How to complete this task:
The expected output is the data below, restated word for word.

Material for this task:
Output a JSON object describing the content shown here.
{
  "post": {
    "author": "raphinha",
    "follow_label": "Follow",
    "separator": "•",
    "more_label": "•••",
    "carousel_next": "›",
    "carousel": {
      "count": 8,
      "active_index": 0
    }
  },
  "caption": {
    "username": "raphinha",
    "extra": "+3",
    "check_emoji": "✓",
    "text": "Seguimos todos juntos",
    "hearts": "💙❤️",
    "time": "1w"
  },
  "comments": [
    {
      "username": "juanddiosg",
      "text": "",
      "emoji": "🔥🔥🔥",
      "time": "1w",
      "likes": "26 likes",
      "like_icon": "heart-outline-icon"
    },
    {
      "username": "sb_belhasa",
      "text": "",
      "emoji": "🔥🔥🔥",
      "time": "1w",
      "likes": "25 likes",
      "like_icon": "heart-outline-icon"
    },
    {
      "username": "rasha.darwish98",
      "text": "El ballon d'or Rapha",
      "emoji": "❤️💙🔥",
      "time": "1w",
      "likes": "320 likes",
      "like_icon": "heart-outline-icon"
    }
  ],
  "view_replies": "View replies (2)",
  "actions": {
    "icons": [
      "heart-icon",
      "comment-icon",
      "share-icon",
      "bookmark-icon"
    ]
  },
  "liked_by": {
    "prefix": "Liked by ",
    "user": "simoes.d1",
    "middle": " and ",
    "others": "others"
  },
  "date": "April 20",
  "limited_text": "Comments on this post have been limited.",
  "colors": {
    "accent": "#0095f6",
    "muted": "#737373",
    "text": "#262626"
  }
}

Output:
Output a JSON object describing the content shown here.
{
  "post": {
    "author": "raphinha",
    "follow_label": "Follow",
    "separator": "•",
    "more_label": "•••",
    "carousel_next": "›",
    "carousel": {
      "count": 8,
      "active_index": 0
    }
  },
  "caption": {
    "username": "raphinha",
    "extra": "+3",
    "check_emoji": "✓",
    "text": "Seguimos todos juntos",
    "hearts": "💙❤️",
    "time": "1w"
  },
  "comments": [
    {
      "username": "juanddiosg",
      "text": "",
      "emoji": "🔥🔥🔥",
      "time": "1w",
      "likes": "26 likes",
      "like_icon": "heart-outline-icon"
    },
    {
      "username": "sb_belhasa",
      "text": "",
      "emoji": "🔥🔥🔥",
      "time": "1w",
      "likes": "25 likes",
      "like_icon": "heart-outline-icon"
    },
    {
      "username": "rasha.darwish98",
      "text": "El ballon d'or Rapha",
      "emoji": "❤️💙🔥",
      "time": "1w",
      "likes": "320 likes",
      "like_icon": "heart-outline-icon"
    }
  ],
  "view_replies": "View replies (2)",
  "actions": {
    "icons": [
      "heart-icon",
      "comment-icon",
      "share-icon",
      "bookmark-icon"
    ]
  },
  "liked_by": {
    "prefix": "Liked by ",
    "user": "simoes.d1",
    "middle": " and ",
    "others": "others"
  },
  "date": "April 20",
  "limited_text": "Comments on this post have been limited.",
  "colors": {
    "accent": "#0095f6",
    "muted": "#737373",
    "text": "#262626"
  }
}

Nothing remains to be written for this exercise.